About this task
Below are entries; work out how many of their lines hold "name", giving only that number.

Given data
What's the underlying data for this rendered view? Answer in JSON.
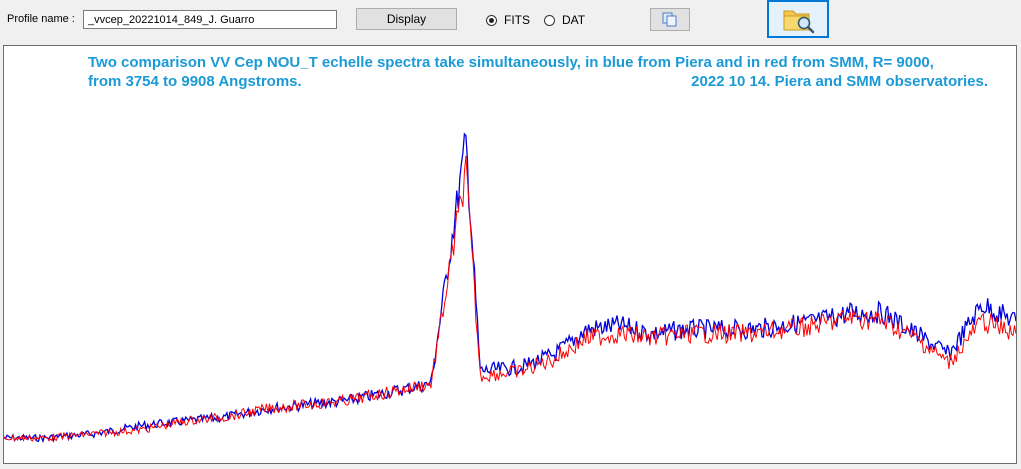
{
  "toolbar": {
    "profile_label": "Profile name :",
    "profile_value": "_vvcep_20221014_849_J. Guarro",
    "display_label": "Display",
    "fits_label": "FITS",
    "dat_label": "DAT",
    "selected_format": "FITS",
    "copy_icon": "copy-icon",
    "open_icon": "folder-search-icon"
  },
  "chart": {
    "caption_line1_left": "Two comparison  VV Cep NOU_T echelle spectra take simultaneously, in blue from Piera and in red from SMM, R= 9000,",
    "caption_line2_left": "from 3754 to 9908 Angstroms.",
    "caption_line2_right": "2022 10 14. Piera and SMM observatories.",
    "caption_color": "#1b9ad6"
  },
  "chart_data": {
    "type": "line",
    "title": "Two comparison  VV Cep NOU_T echelle spectra take simultaneously, in blue from Piera and in red from SMM, R= 9000, from 3754 to 9908 Angstroms. 2022 10 14. Piera and SMM observatories.",
    "xlabel": "",
    "ylabel": "",
    "xlim": [
      3754,
      9908
    ],
    "ylim": [
      0,
      1
    ],
    "grid": false,
    "x": [
      3754,
      4000,
      4300,
      4600,
      4850,
      5100,
      5350,
      5600,
      5850,
      6100,
      6350,
      6563,
      6650,
      6900,
      7100,
      7300,
      7500,
      7700,
      7900,
      8100,
      8300,
      8500,
      8700,
      8900,
      9100,
      9300,
      9500,
      9700,
      9908
    ],
    "series": [
      {
        "color": "#0000dd",
        "values": [
          0.06,
          0.06,
          0.07,
          0.09,
          0.1,
          0.11,
          0.13,
          0.14,
          0.15,
          0.17,
          0.19,
          0.77,
          0.22,
          0.23,
          0.26,
          0.32,
          0.33,
          0.31,
          0.32,
          0.32,
          0.32,
          0.33,
          0.34,
          0.36,
          0.36,
          0.31,
          0.26,
          0.38,
          0.34
        ]
      },
      {
        "color": "#ff0000",
        "values": [
          0.06,
          0.06,
          0.07,
          0.08,
          0.1,
          0.11,
          0.13,
          0.14,
          0.15,
          0.17,
          0.19,
          0.7,
          0.21,
          0.22,
          0.25,
          0.3,
          0.31,
          0.3,
          0.31,
          0.31,
          0.31,
          0.32,
          0.33,
          0.35,
          0.34,
          0.3,
          0.24,
          0.34,
          0.31
        ]
      }
    ]
  }
}
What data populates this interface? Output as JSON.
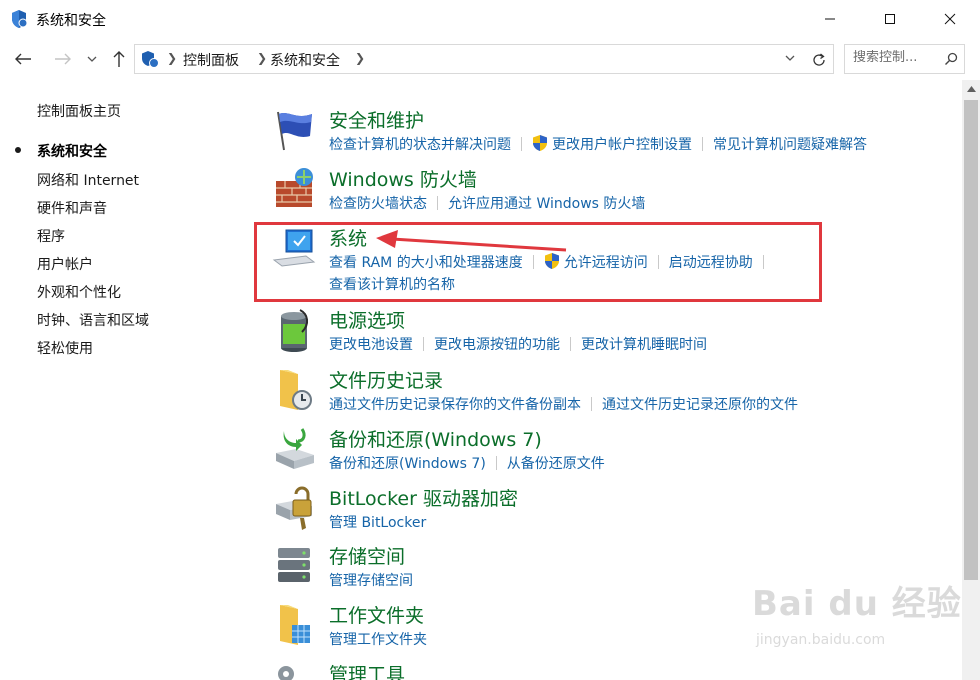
{
  "window": {
    "title": "系统和安全",
    "icon": "shield-icon"
  },
  "address": {
    "crumbs": [
      "控制面板",
      "系统和安全"
    ],
    "search_placeholder": "搜索控制..."
  },
  "leftnav": {
    "items": [
      {
        "label": "控制面板主页",
        "active": false
      },
      {
        "label": "系统和安全",
        "active": true
      },
      {
        "label": "网络和 Internet",
        "active": false
      },
      {
        "label": "硬件和声音",
        "active": false
      },
      {
        "label": "程序",
        "active": false
      },
      {
        "label": "用户帐户",
        "active": false
      },
      {
        "label": "外观和个性化",
        "active": false
      },
      {
        "label": "时钟、语言和区域",
        "active": false
      },
      {
        "label": "轻松使用",
        "active": false
      }
    ]
  },
  "categories": [
    {
      "title": "安全和维护",
      "icon": "flag-icon",
      "links": [
        "检查计算机的状态并解决问题",
        "更改用户帐户控制设置",
        "常见计算机问题疑难解答"
      ]
    },
    {
      "title": "Windows 防火墙",
      "icon": "firewall-icon",
      "links": [
        "检查防火墙状态",
        "允许应用通过 Windows 防火墙"
      ]
    },
    {
      "title": "系统",
      "icon": "computer-icon",
      "links": [
        "查看 RAM 的大小和处理器速度",
        "允许远程访问",
        "启动远程协助"
      ],
      "line2": "查看该计算机的名称"
    },
    {
      "title": "电源选项",
      "icon": "battery-icon",
      "links": [
        "更改电池设置",
        "更改电源按钮的功能",
        "更改计算机睡眠时间"
      ]
    },
    {
      "title": "文件历史记录",
      "icon": "file-history-icon",
      "links": [
        "通过文件历史记录保存你的文件备份副本",
        "通过文件历史记录还原你的文件"
      ]
    },
    {
      "title": "备份和还原(Windows 7)",
      "icon": "backup-icon",
      "links": [
        "备份和还原(Windows 7)",
        "从备份还原文件"
      ]
    },
    {
      "title": "BitLocker 驱动器加密",
      "icon": "bitlocker-icon",
      "links": [
        "管理 BitLocker"
      ]
    },
    {
      "title": "存储空间",
      "icon": "storage-icon",
      "links": [
        "管理存储空间"
      ]
    },
    {
      "title": "工作文件夹",
      "icon": "work-folders-icon",
      "links": [
        "管理工作文件夹"
      ]
    },
    {
      "title": "管理工具",
      "icon": "admin-tools-icon",
      "links": []
    }
  ],
  "watermark": {
    "text": "Bai du 经验",
    "sub": "jingyan.baidu.com"
  },
  "colors": {
    "title_green": "#0b6e2a",
    "link_blue": "#1664a8",
    "highlight_red": "#e0383e"
  }
}
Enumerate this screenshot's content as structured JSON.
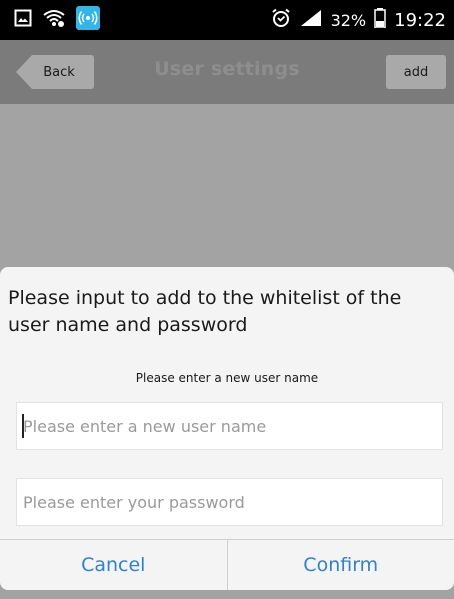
{
  "status_bar": {
    "battery": "32%",
    "time": "19:22"
  },
  "header": {
    "back_label": "Back",
    "title": "User settings",
    "add_label": "add"
  },
  "dialog": {
    "title": "Please input to add to the whitelist of the user name and password",
    "subtitle": "Please enter a new user name",
    "username_placeholder": "Please enter a new user name",
    "password_placeholder": "Please enter your password",
    "cancel_label": "Cancel",
    "confirm_label": "Confirm"
  },
  "colors": {
    "accent": "#2f82cf",
    "overlay": "#a3a3a3",
    "header": "#7b7b7b",
    "status_bar": "#000000"
  },
  "icons": {
    "status_left": [
      "image-icon",
      "wifi-icon",
      "hotspot-icon"
    ],
    "status_right": [
      "alarm-icon",
      "signal-icon",
      "battery-icon"
    ]
  }
}
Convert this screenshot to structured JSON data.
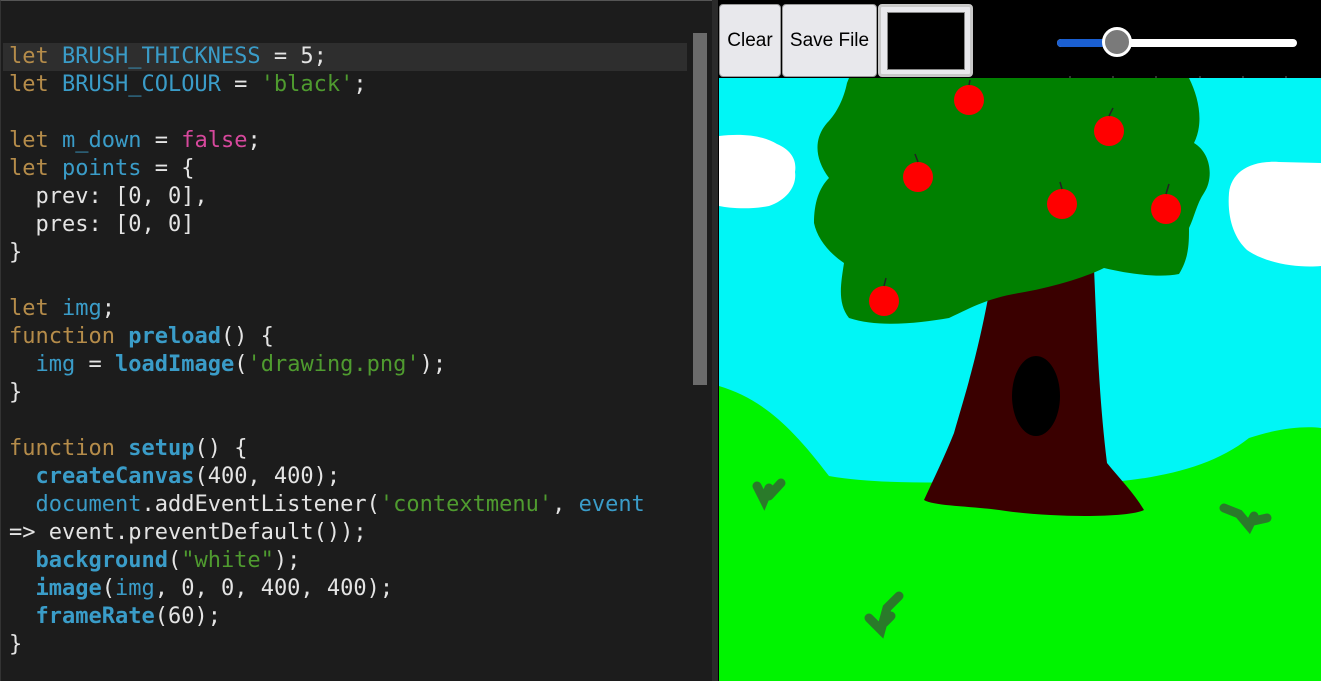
{
  "editor": {
    "lines": [
      [
        [
          "kw",
          "let "
        ],
        [
          "var",
          "BRUSH_THICKNESS"
        ],
        [
          "plain",
          " = 5;"
        ]
      ],
      [
        [
          "kw",
          "let "
        ],
        [
          "var",
          "BRUSH_COLOUR"
        ],
        [
          "plain",
          " = "
        ],
        [
          "str",
          "'black'"
        ],
        [
          "plain",
          ";"
        ]
      ],
      [],
      [
        [
          "kw",
          "let "
        ],
        [
          "var",
          "m_down"
        ],
        [
          "plain",
          " = "
        ],
        [
          "bool",
          "false"
        ],
        [
          "plain",
          ";"
        ]
      ],
      [
        [
          "kw",
          "let "
        ],
        [
          "var",
          "points"
        ],
        [
          "plain",
          " = {"
        ]
      ],
      [
        [
          "plain",
          "  prev: [0, 0],"
        ]
      ],
      [
        [
          "plain",
          "  pres: [0, 0]"
        ]
      ],
      [
        [
          "plain",
          "}"
        ]
      ],
      [],
      [
        [
          "kw",
          "let "
        ],
        [
          "var",
          "img"
        ],
        [
          "plain",
          ";"
        ]
      ],
      [
        [
          "kw",
          "function "
        ],
        [
          "fn",
          "preload"
        ],
        [
          "plain",
          "() {"
        ]
      ],
      [
        [
          "plain",
          "  "
        ],
        [
          "var",
          "img"
        ],
        [
          "plain",
          " = "
        ],
        [
          "fn",
          "loadImage"
        ],
        [
          "plain",
          "("
        ],
        [
          "str",
          "'drawing.png'"
        ],
        [
          "plain",
          ");"
        ]
      ],
      [
        [
          "plain",
          "}"
        ]
      ],
      [],
      [
        [
          "kw",
          "function "
        ],
        [
          "fn",
          "setup"
        ],
        [
          "plain",
          "() {"
        ]
      ],
      [
        [
          "plain",
          "  "
        ],
        [
          "fn",
          "createCanvas"
        ],
        [
          "plain",
          "(400, 400);"
        ]
      ],
      [
        [
          "plain",
          "  "
        ],
        [
          "var",
          "document"
        ],
        [
          "plain",
          ".addEventListener("
        ],
        [
          "str",
          "'contextmenu'"
        ],
        [
          "plain",
          ", "
        ],
        [
          "var",
          "event"
        ]
      ],
      [
        [
          "plain",
          "=> event.preventDefault());"
        ]
      ],
      [
        [
          "plain",
          "  "
        ],
        [
          "fn",
          "background"
        ],
        [
          "plain",
          "("
        ],
        [
          "str",
          "\"white\""
        ],
        [
          "plain",
          ");"
        ]
      ],
      [
        [
          "plain",
          "  "
        ],
        [
          "fn",
          "image"
        ],
        [
          "plain",
          "("
        ],
        [
          "var",
          "img"
        ],
        [
          "plain",
          ", 0, 0, 400, 400);"
        ]
      ],
      [
        [
          "plain",
          "  "
        ],
        [
          "fn",
          "frameRate"
        ],
        [
          "plain",
          "(60);"
        ]
      ],
      [
        [
          "plain",
          "}"
        ]
      ]
    ]
  },
  "toolbar": {
    "clear_label": "Clear",
    "save_label": "Save File",
    "brush_colour": "#000000",
    "thickness_fraction": 0.25
  },
  "colors": {
    "sky": "#00f6f6",
    "grass": "#00f400",
    "foliage": "#008000",
    "trunk": "#3a0000",
    "apple": "#ff0000",
    "cloud": "#ffffff",
    "hole": "#000000",
    "tuft": "#2a7a2a"
  }
}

Result of this exercise
4